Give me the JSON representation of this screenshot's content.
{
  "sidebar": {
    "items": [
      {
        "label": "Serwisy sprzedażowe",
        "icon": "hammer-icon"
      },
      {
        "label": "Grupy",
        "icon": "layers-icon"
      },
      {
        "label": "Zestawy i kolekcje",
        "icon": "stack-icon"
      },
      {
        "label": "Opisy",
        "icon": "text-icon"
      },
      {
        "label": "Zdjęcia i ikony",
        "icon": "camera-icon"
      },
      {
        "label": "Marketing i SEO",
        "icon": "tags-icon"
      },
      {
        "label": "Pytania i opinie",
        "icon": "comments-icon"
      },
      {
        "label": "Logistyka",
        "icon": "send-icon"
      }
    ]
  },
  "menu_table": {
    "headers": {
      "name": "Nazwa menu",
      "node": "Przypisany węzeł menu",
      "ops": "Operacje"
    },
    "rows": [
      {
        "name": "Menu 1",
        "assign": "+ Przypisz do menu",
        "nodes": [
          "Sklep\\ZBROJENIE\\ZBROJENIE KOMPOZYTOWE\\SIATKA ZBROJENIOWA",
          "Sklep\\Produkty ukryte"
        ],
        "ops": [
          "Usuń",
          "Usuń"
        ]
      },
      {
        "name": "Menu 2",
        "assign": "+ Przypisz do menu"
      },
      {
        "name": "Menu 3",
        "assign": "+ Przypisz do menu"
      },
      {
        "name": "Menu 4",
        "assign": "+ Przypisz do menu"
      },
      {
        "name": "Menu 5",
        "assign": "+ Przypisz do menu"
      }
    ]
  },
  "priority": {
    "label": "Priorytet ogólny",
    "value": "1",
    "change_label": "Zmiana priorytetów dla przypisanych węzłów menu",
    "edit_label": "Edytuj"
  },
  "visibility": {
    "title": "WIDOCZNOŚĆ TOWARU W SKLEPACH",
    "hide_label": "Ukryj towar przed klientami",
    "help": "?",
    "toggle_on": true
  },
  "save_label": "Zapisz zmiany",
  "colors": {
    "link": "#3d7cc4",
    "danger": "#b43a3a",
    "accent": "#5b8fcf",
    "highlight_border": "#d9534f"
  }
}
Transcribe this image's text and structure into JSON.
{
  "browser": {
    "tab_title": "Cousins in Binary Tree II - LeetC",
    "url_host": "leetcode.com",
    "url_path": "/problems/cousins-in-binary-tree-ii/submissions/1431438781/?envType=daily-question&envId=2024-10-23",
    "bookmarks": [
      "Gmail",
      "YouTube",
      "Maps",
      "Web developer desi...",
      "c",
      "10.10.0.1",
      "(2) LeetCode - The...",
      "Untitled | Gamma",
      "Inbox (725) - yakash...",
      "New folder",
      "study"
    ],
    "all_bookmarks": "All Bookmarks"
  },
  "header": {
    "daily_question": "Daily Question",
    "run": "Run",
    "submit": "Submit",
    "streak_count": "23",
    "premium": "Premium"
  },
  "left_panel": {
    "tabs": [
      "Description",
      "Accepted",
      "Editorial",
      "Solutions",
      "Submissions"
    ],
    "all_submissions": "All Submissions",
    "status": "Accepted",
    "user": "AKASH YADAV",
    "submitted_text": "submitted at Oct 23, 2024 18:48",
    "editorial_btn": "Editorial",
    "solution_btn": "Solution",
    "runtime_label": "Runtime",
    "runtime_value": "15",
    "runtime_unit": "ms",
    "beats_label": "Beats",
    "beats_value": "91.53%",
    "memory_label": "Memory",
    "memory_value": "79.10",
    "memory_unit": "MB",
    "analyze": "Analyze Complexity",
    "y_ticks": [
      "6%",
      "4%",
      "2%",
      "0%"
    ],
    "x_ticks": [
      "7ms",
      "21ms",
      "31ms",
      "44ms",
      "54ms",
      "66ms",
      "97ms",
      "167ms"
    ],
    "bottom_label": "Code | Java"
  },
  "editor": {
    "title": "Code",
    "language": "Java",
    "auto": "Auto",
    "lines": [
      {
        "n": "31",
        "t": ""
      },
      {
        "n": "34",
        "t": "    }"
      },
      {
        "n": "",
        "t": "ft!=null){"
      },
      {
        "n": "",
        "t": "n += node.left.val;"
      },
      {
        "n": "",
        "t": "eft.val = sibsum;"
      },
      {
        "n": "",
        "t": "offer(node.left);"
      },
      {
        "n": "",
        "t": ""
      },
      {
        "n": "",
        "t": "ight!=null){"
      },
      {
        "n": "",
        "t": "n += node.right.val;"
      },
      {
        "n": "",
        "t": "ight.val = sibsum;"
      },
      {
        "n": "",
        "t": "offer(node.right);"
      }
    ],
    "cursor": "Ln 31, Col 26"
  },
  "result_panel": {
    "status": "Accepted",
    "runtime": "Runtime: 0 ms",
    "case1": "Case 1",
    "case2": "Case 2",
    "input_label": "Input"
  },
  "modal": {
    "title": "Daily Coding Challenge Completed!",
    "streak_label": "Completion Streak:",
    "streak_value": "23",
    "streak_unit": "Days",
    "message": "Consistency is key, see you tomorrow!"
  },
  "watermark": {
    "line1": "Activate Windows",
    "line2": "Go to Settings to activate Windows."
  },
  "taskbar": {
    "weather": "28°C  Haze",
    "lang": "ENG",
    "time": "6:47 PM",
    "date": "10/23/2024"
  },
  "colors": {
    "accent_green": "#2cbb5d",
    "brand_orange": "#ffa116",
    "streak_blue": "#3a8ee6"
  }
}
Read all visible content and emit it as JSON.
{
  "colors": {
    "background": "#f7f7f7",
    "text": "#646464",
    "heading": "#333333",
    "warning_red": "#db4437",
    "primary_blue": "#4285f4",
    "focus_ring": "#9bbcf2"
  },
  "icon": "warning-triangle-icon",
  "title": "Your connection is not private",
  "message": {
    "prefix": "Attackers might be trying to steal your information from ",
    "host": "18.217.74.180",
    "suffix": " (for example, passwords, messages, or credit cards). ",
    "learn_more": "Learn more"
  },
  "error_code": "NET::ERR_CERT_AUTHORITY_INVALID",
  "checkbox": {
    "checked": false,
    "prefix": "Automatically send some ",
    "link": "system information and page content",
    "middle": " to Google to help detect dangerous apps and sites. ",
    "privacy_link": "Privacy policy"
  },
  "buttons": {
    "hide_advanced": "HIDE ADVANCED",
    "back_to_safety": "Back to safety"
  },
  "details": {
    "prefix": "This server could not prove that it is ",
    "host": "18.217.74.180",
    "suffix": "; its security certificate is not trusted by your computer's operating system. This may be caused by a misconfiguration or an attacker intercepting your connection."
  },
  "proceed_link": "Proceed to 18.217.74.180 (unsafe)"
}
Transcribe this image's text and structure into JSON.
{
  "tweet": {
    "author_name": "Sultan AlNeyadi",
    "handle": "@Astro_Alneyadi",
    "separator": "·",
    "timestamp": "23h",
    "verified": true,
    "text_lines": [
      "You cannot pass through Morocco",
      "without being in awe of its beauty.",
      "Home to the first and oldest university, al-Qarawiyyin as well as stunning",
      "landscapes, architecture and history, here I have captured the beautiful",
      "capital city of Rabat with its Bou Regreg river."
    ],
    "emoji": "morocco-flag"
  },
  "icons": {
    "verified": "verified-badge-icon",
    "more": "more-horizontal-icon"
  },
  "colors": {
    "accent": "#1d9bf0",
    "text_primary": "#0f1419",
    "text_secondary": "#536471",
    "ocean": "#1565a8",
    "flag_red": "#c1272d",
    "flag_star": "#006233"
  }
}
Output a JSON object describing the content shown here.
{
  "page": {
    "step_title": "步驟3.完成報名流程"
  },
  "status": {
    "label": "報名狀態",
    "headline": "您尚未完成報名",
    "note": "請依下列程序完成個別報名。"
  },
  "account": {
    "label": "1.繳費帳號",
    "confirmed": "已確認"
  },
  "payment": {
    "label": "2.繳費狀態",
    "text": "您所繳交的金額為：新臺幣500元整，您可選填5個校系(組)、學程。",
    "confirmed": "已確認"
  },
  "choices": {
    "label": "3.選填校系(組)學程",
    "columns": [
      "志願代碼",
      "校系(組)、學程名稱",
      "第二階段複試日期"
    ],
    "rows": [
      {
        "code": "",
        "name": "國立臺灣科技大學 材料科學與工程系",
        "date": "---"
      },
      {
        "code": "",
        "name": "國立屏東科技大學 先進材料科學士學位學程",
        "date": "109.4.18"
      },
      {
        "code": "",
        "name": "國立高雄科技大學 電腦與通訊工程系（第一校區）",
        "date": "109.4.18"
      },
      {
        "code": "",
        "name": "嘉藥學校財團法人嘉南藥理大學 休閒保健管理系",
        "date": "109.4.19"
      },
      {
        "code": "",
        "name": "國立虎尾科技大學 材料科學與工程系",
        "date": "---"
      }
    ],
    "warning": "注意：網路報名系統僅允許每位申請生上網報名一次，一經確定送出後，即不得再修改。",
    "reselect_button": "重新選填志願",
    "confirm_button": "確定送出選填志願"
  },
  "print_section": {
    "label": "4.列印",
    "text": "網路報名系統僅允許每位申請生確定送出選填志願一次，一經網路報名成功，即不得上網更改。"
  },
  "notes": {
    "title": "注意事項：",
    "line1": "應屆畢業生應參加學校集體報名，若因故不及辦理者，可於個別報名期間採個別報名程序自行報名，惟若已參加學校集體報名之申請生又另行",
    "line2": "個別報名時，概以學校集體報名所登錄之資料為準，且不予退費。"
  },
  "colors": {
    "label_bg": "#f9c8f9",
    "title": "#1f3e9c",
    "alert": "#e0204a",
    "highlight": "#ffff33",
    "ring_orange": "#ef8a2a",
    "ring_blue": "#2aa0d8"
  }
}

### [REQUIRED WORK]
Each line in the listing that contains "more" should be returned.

### [EXERCISE RESPONSE]
    "learn_more": "Learn more"
    "more": "more-horizontal-icon"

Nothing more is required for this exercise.